Sure, if you’re a borrower, a zero-percent interest rate is a fantastic deal. But if the banks won’t lend money at that rate, what good does it do you?
Whether it’s even possible to install capital controls sufficient to restrict the flow of digital capital over the internet remains to be seen. In fact, it might even be argued that modern “currency wars” between various fiat/digital currencies of the world may be an expression of a crude attempt at “capital controls”.
In any case, you can bet that the world’s central banks want digital capital controls in order to restore their former power control economies by adjusting interest rates.
But, unless and until those [digital] capital controls are established, it may well be that the biggest threat to the power of central banks to control national or even global economies is ability of private creditors to move their capital to foreign countries.
Why move your capital to foreign economies?
One primary reason: In order to achieve some social engineering objective, the central bank in your country has done something sufficiently stupid to defy economic reality (like setting interest rates near zero) and thereby motivate domestic capital to flee to foreign countries that pay high rates of interest.
Faced with the probability of being robbed by inflation and/or zero interest rates, private creditors will move their capital to foreign countries. Some will claim that these private financial moguls are unpatriotic when they export their capital. But, what is anyone’s “patriot duty” to allow themselves to be robbed–even by their own government and/or central bank?
The truth may well be that the “greedy S.O.B.s” who move their currency to whichever economy pays the highest rates of interest may be doing the world a great service. By moving their currency to the nations that pay the highest interest rates, the private speculators may be undermining and even destroying the central banks’ (and New World Order’s) capacity to rule individual nations and the globe.
If so, we can expect one or more of the following:
1) The central banks will collapse;
2) The central banks will fight for their survival by somehow devising capital controls that prevent private speculators from moving capital around the world;
3) Digital currency (which makes money movement almost impossible to stop) will be eliminated (that’s certainly unlikely)
4) Private speculator access to digital currency (which makes money movement almost impossible to stop) will be eliminated or restricted to a maximum of, say, $10,000 per transaction or per day;
5) Faced with what may be a mortal threat (private creditors moving their digital currency around the world), central banks may react by launching a crusade against private creditors which causes those private creditors to be vilified, charged criminally and imprisoned.
It might be argued that the primary purpose of “FATCA” (Foreign Account Tax Compliance Act of A.D. 2010) is to take a preliminary steps towards establishing capital controls relative to the US. Under FATCA, digital currency can’t easily leave the US or enter the US without being reported and subjected to taxes high enough to discourage the movement of capital. FATCA hasn’t stopped the outflow of US currency, but it has restricted that outflow. By establishing reporting requirements for capital that moves outside the US or is earned by “US persons” outside the US, FATCA lays the foundation for later capital controls. First, the gov-co discovers where the capital is located and how much more capital is being earned. Later, based on those reports, the government may establish genuine controls that prevent the movement of known capital kept outside the country.
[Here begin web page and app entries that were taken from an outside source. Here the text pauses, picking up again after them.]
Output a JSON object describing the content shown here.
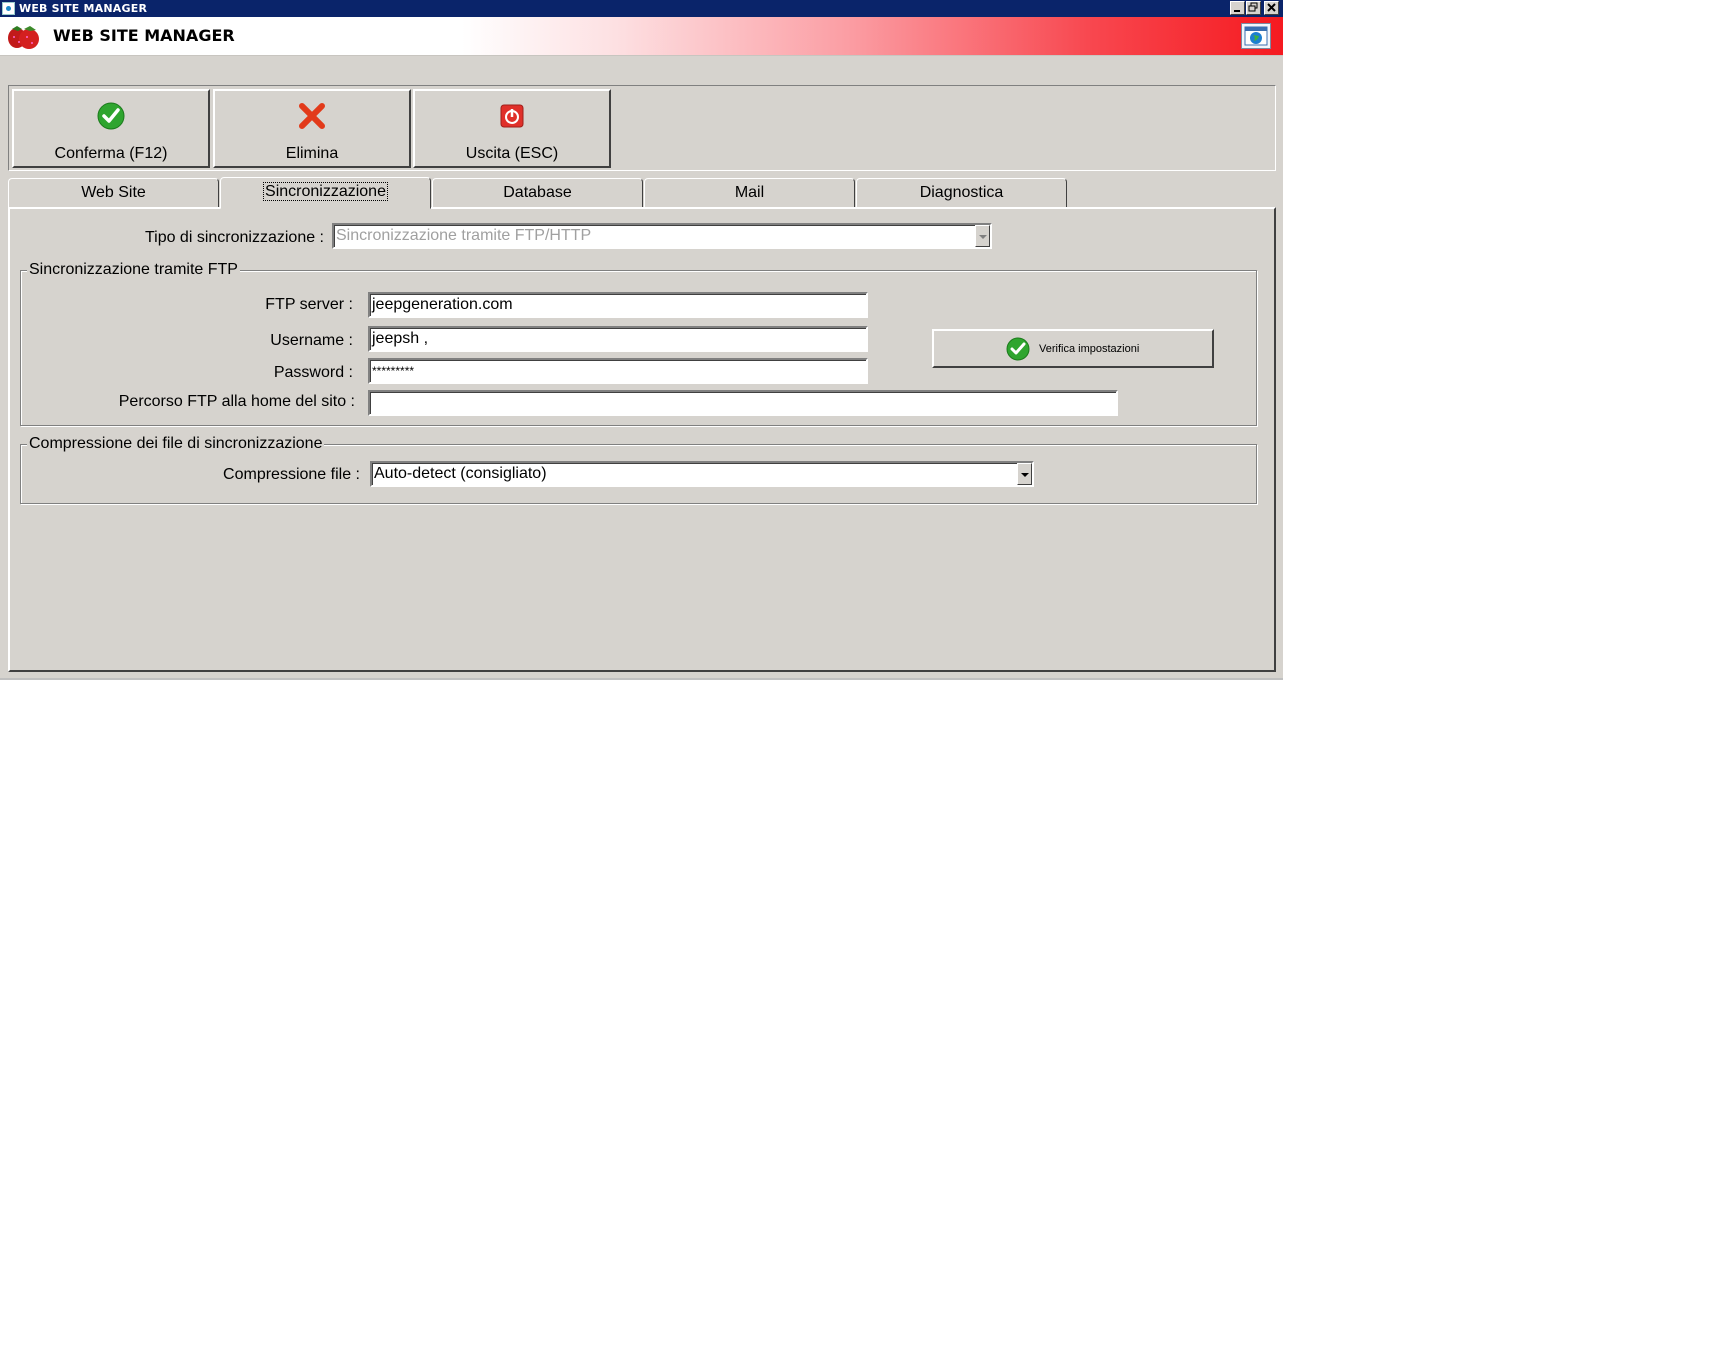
{
  "window": {
    "title": "WEB SITE MANAGER",
    "controls": {
      "minimize": "_",
      "restore": "▫",
      "close": "✕"
    }
  },
  "header": {
    "app_title": "WEB SITE MANAGER",
    "logo_icon": "strawberry-logo-icon",
    "globe_icon": "globe-window-icon"
  },
  "toolbar": {
    "confirm_label": "Conferma (F12)",
    "delete_label": "Elimina",
    "exit_label": "Uscita (ESC)"
  },
  "tabs": [
    {
      "label": "Web Site",
      "active": false
    },
    {
      "label": "Sincronizzazione",
      "active": true
    },
    {
      "label": "Database",
      "active": false
    },
    {
      "label": "Mail",
      "active": false
    },
    {
      "label": "Diagnostica",
      "active": false
    }
  ],
  "sync": {
    "type_label": "Tipo di sincronizzazione :",
    "type_value": "Sincronizzazione tramite FTP/HTTP",
    "ftp_group": {
      "legend": "Sincronizzazione tramite FTP",
      "server_label": "FTP server :",
      "server_value": "jeepgeneration.com",
      "username_label": "Username :",
      "username_value": "jeepsh ,",
      "password_label": "Password :",
      "password_value": "*********",
      "path_label": "Percorso FTP alla home del sito :",
      "path_value": "",
      "verify_label": "Verifica impostazioni"
    },
    "compression_group": {
      "legend": "Compressione dei file di sincronizzazione",
      "label": "Compressione file :",
      "value": "Auto-detect (consigliato)"
    }
  }
}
One way or another, you’ll see capital controls in your future. If there aren’t, you’ll see central banks fail.